My husband and I just finished up a Disciple Now weekend with the youth of our church. For those of you unfamiliar with DNOW (and I was until I married a youth pastor), it is a weekend conference for youth put on by the local church (or at least in our case it was). Usually you bring in speakers and then break up into small groups at homes hosted by church family. So I spent the entire weekend with three amazing high school girls from our youth group!

(On a side note, I used to be able to stay up until all hours of the night and then function the next day. This is no longer true of my body. There were moments of total delirium on Saturday evening, and this lasted well into yesterday afternoon when I took a very long nap. It’s official. I am 100% a grown-up.)

The theme for the weekend was Resolved and we had two Southern graduates as our main speakers. They did a phenomenal job. They preached from Philippians 3, and one of the things asked of us over the weekend was to “remember God’s work for you in Christ.” This got me thinking. What if remembering God’s work for you brings back memories too painful to think about? Surely this is true for some people. I am sure it was for Paul. He killed Christians. I am sure it was for Peter. He denied the Savior.
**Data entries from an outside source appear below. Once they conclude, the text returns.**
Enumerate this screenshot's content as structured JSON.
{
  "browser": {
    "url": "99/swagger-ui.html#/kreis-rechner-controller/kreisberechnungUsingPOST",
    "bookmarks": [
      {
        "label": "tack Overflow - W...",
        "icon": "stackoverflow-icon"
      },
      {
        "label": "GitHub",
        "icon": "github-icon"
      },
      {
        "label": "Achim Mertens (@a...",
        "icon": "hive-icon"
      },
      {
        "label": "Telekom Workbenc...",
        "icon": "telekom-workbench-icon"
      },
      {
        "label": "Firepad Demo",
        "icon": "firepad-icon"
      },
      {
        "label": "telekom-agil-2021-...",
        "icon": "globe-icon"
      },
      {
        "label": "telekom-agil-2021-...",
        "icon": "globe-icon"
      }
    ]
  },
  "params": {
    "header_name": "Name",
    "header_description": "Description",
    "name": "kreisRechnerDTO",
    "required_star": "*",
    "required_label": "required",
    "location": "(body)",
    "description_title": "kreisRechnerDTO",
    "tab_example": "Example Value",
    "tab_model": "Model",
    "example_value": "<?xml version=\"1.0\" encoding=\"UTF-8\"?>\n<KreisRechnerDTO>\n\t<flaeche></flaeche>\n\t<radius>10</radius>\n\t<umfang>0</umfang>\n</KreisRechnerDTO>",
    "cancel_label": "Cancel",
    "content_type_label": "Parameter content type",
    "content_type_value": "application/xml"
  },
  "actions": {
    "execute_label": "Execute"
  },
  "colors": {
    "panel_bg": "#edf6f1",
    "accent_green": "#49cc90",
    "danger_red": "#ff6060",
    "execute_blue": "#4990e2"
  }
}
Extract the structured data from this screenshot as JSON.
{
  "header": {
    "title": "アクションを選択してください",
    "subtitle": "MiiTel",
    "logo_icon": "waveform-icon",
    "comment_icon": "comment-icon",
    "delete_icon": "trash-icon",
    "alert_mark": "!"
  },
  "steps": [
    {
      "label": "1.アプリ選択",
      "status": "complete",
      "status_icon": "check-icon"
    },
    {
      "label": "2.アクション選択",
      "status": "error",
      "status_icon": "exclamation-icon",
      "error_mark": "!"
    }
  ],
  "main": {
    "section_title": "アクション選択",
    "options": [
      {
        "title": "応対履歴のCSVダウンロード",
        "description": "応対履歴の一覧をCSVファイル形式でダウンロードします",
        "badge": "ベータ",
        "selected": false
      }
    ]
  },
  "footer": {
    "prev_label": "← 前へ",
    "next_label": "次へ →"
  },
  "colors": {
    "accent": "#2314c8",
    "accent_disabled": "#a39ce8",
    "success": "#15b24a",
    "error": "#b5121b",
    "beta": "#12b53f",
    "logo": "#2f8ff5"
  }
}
How do you remember the work without flooding your mind with memories you would rather just bury?

It is often said that you can’t change the past. This is true. We can’t change what has already happened. Often, and I know this is true in my own life, the pain of certain memories cause us to wallow in unbiblical guilt rather than worship the One who took that guilt away. We can remember the past, in all degrees of heinousness, and call it what it is—awful. But if we are in Christ that past has no control over us any longer. If we are in Christ, God does not hold us condemned for those previous sins.

It is good to remember what Christ has done for us. It is a glorious thing that the King of Kings died to reconcile us to God. And we should never forget what we were saved from. But it should not lead us to despair. It should lead us to worship. In Philippians 4:8, Paul tells us to think about the things that are true, among other things. It is true that we were once sinful, rebellious, and condemned people. But it is an even greater truth that because of Christ’s work on our behalf, and his righteousness given to us, those adjectives no longer describe us. This is what we should remember every day of our life.

“When Satan tempts me to despair
And tells me of the guilt within
Upward I look and see him there
Who made and end to all my sin.
Because the sinless Savior died,
My sinful soul is counted free!
For God the just is satisfied
To look on him and pardon me!”